-------- Entries provided --------
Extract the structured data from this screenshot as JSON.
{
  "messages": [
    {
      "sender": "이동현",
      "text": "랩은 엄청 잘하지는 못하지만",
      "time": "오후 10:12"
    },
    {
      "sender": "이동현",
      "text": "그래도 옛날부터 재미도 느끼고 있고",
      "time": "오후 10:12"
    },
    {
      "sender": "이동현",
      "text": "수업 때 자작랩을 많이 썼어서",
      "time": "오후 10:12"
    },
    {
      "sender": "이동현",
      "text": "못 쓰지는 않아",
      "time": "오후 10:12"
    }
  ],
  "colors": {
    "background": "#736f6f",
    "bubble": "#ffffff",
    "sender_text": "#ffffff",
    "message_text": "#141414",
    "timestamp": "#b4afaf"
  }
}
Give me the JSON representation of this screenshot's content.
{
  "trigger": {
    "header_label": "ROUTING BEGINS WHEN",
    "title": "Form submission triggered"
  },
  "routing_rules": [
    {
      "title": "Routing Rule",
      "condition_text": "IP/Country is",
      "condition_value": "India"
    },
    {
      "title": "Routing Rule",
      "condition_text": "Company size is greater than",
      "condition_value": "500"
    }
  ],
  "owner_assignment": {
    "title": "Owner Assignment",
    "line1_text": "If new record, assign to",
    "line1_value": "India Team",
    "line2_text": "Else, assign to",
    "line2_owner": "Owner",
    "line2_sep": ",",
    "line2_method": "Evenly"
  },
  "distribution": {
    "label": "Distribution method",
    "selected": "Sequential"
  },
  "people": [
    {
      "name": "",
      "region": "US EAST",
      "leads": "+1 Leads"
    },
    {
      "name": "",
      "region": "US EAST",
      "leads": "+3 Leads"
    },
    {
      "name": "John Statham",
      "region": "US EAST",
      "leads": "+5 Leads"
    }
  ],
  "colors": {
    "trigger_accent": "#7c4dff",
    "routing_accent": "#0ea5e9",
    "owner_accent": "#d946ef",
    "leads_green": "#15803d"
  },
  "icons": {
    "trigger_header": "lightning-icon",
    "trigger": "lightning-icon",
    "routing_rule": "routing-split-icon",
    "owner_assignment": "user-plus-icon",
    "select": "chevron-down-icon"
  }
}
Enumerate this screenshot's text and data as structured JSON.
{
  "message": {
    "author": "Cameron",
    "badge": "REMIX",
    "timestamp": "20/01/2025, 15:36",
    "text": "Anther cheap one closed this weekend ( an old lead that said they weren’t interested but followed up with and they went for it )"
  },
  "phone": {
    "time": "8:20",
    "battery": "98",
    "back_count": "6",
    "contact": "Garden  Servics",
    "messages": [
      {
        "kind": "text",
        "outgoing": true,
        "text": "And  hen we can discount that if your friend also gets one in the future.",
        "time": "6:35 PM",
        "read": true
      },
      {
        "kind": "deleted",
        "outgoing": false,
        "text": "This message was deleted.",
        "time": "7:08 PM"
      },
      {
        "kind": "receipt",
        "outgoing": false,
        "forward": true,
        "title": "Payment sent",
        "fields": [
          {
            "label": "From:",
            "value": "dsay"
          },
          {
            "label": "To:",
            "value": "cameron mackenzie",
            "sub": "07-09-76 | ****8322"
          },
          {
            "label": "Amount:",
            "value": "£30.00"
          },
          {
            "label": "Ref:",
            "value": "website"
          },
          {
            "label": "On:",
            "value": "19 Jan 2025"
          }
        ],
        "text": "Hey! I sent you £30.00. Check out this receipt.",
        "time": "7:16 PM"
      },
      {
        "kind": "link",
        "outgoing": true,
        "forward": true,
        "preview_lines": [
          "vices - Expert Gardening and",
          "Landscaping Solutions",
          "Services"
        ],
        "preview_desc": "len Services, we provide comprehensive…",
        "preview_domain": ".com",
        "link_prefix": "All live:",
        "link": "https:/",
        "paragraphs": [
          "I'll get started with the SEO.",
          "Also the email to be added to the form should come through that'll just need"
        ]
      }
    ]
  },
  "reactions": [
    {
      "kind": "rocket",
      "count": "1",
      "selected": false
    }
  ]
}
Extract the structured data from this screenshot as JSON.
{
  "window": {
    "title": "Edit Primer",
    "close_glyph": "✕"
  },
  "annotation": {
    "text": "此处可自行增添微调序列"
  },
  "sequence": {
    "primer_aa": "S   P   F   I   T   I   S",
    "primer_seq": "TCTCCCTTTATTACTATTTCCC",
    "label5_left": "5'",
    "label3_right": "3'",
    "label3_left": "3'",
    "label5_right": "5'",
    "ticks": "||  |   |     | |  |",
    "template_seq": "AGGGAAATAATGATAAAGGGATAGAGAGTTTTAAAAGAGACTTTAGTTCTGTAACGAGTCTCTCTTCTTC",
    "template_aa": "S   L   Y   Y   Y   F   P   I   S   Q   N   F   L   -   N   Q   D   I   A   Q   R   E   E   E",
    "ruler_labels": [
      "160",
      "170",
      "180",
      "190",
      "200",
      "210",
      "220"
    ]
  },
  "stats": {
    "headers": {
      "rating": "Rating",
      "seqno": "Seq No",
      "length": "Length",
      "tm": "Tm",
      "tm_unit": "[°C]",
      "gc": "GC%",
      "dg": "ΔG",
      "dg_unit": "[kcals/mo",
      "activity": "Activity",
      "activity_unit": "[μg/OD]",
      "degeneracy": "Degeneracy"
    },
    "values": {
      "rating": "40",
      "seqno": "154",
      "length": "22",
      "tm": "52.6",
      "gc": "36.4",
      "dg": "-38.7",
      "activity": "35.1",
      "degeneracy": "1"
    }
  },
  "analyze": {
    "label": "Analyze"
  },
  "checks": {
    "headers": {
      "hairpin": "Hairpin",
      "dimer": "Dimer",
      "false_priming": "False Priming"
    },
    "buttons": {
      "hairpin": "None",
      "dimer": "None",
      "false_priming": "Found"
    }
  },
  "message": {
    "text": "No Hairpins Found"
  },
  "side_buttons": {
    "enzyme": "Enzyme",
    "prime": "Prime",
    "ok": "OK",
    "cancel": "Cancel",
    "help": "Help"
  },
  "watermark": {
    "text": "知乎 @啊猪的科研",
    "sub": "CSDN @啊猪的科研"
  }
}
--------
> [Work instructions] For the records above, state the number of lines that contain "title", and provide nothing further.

> [Reply to the exercise] 6